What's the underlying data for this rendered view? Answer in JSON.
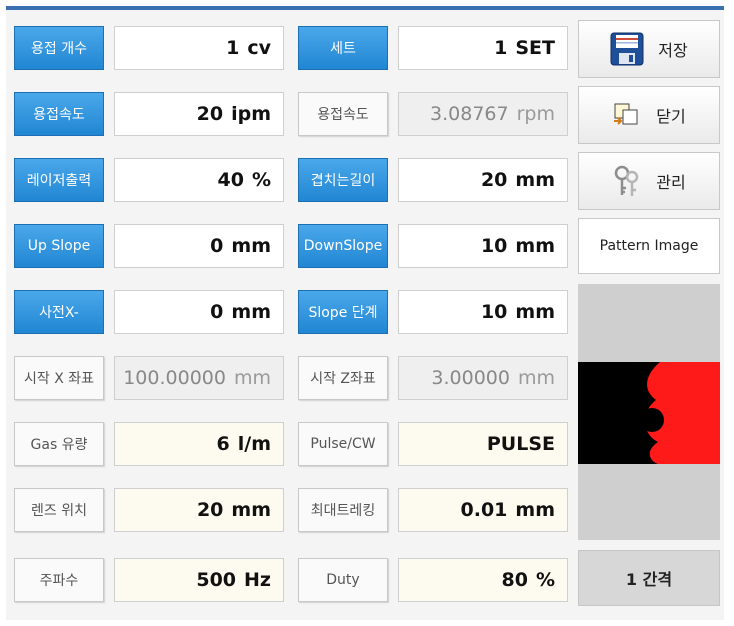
{
  "rows": [
    {
      "left": {
        "label": "용접 개수",
        "style": "blue",
        "value": "1",
        "unit": "cv",
        "box": "white"
      },
      "right": {
        "label": "세트",
        "style": "blue",
        "value": "1",
        "unit": "SET",
        "box": "white"
      }
    },
    {
      "left": {
        "label": "용접속도",
        "style": "blue",
        "value": "20",
        "unit": "ipm",
        "box": "white"
      },
      "right": {
        "label": "용접속도",
        "style": "gray",
        "value": "3.08767",
        "unit": "rpm",
        "box": "dis"
      }
    },
    {
      "left": {
        "label": "레이저출력",
        "style": "blue",
        "value": "40",
        "unit": "%",
        "box": "white"
      },
      "right": {
        "label": "겹치는길이",
        "style": "blue",
        "value": "20",
        "unit": "mm",
        "box": "white"
      }
    },
    {
      "left": {
        "label": "Up Slope",
        "style": "blue",
        "value": "0",
        "unit": "mm",
        "box": "white"
      },
      "right": {
        "label": "DownSlope",
        "style": "blue",
        "value": "10",
        "unit": "mm",
        "box": "white"
      }
    },
    {
      "left": {
        "label": "사전X-",
        "style": "blue",
        "value": "0",
        "unit": "mm",
        "box": "white"
      },
      "right": {
        "label": "Slope 단계",
        "style": "blue",
        "value": "10",
        "unit": "mm",
        "box": "white"
      }
    },
    {
      "left": {
        "label": "시작 X 좌표",
        "style": "gray",
        "value": "100.00000",
        "unit": "mm",
        "box": "dis"
      },
      "right": {
        "label": "시작 Z좌표",
        "style": "gray",
        "value": "3.00000",
        "unit": "mm",
        "box": "dis"
      }
    },
    {
      "left": {
        "label": "Gas 유량",
        "style": "gray",
        "value": "6",
        "unit": "l/m",
        "box": "cream"
      },
      "right": {
        "label": "Pulse/CW",
        "style": "gray",
        "value": "PULSE",
        "unit": "",
        "box": "cream"
      }
    },
    {
      "left": {
        "label": "렌즈 위치",
        "style": "gray",
        "value": "20",
        "unit": "mm",
        "box": "cream"
      },
      "right": {
        "label": "최대트레킹",
        "style": "gray",
        "value": "0.01",
        "unit": "mm",
        "box": "cream"
      }
    },
    {
      "left": {
        "label": "주파수",
        "style": "gray",
        "value": "500",
        "unit": "Hz",
        "box": "cream"
      },
      "right": {
        "label": "Duty",
        "style": "gray",
        "value": "80",
        "unit": "%",
        "box": "cream"
      }
    }
  ],
  "actions": {
    "save_label": "저장",
    "close_label": "닫기",
    "manage_label": "관리",
    "save_icon": "floppy-disk-icon",
    "close_icon": "close-window-icon",
    "manage_icon": "keys-icon"
  },
  "pattern_image_label": "Pattern Image",
  "interval_label": "1 간격",
  "colors": {
    "accent_blue": "#2186d3",
    "header_bar": "#3a6fb0",
    "pattern_red": "#ff1a1a",
    "pattern_black": "#000000"
  }
}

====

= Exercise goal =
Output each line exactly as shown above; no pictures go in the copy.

= Written reply =
What's the underlying data for this rendered view? Answer in JSON.
{
  "rows": [
    {
      "left": {
        "label": "용접 개수",
        "style": "blue",
        "value": "1",
        "unit": "cv",
        "box": "white"
      },
      "right": {
        "label": "세트",
        "style": "blue",
        "value": "1",
        "unit": "SET",
        "box": "white"
      }
    },
    {
      "left": {
        "label": "용접속도",
        "style": "blue",
        "value": "20",
        "unit": "ipm",
        "box": "white"
      },
      "right": {
        "label": "용접속도",
        "style": "gray",
        "value": "3.08767",
        "unit": "rpm",
        "box": "dis"
      }
    },
    {
      "left": {
        "label": "레이저출력",
        "style": "blue",
        "value": "40",
        "unit": "%",
        "box": "white"
      },
      "right": {
        "label": "겹치는길이",
        "style": "blue",
        "value": "20",
        "unit": "mm",
        "box": "white"
      }
    },
    {
      "left": {
        "label": "Up Slope",
        "style": "blue",
        "value": "0",
        "unit": "mm",
        "box": "white"
      },
      "right": {
        "label": "DownSlope",
        "style": "blue",
        "value": "10",
        "unit": "mm",
        "box": "white"
      }
    },
    {
      "left": {
        "label": "사전X-",
        "style": "blue",
        "value": "0",
        "unit": "mm",
        "box": "white"
      },
      "right": {
        "label": "Slope 단계",
        "style": "blue",
        "value": "10",
        "unit": "mm",
        "box": "white"
      }
    },
    {
      "left": {
        "label": "시작 X 좌표",
        "style": "gray",
        "value": "100.00000",
        "unit": "mm",
        "box": "dis"
      },
      "right": {
        "label": "시작 Z좌표",
        "style": "gray",
        "value": "3.00000",
        "unit": "mm",
        "box": "dis"
      }
    },
    {
      "left": {
        "label": "Gas 유량",
        "style": "gray",
        "value": "6",
        "unit": "l/m",
        "box": "cream"
      },
      "right": {
        "label": "Pulse/CW",
        "style": "gray",
        "value": "PULSE",
        "unit": "",
        "box": "cream"
      }
    },
    {
      "left": {
        "label": "렌즈 위치",
        "style": "gray",
        "value": "20",
        "unit": "mm",
        "box": "cream"
      },
      "right": {
        "label": "최대트레킹",
        "style": "gray",
        "value": "0.01",
        "unit": "mm",
        "box": "cream"
      }
    },
    {
      "left": {
        "label": "주파수",
        "style": "gray",
        "value": "500",
        "unit": "Hz",
        "box": "cream"
      },
      "right": {
        "label": "Duty",
        "style": "gray",
        "value": "80",
        "unit": "%",
        "box": "cream"
      }
    }
  ],
  "actions": {
    "save_label": "저장",
    "close_label": "닫기",
    "manage_label": "관리",
    "save_icon": "floppy-disk-icon",
    "close_icon": "close-window-icon",
    "manage_icon": "keys-icon"
  },
  "pattern_image_label": "Pattern Image",
  "interval_label": "1 간격",
  "colors": {
    "accent_blue": "#2186d3",
    "header_bar": "#3a6fb0",
    "pattern_red": "#ff1a1a",
    "pattern_black": "#000000"
  }
}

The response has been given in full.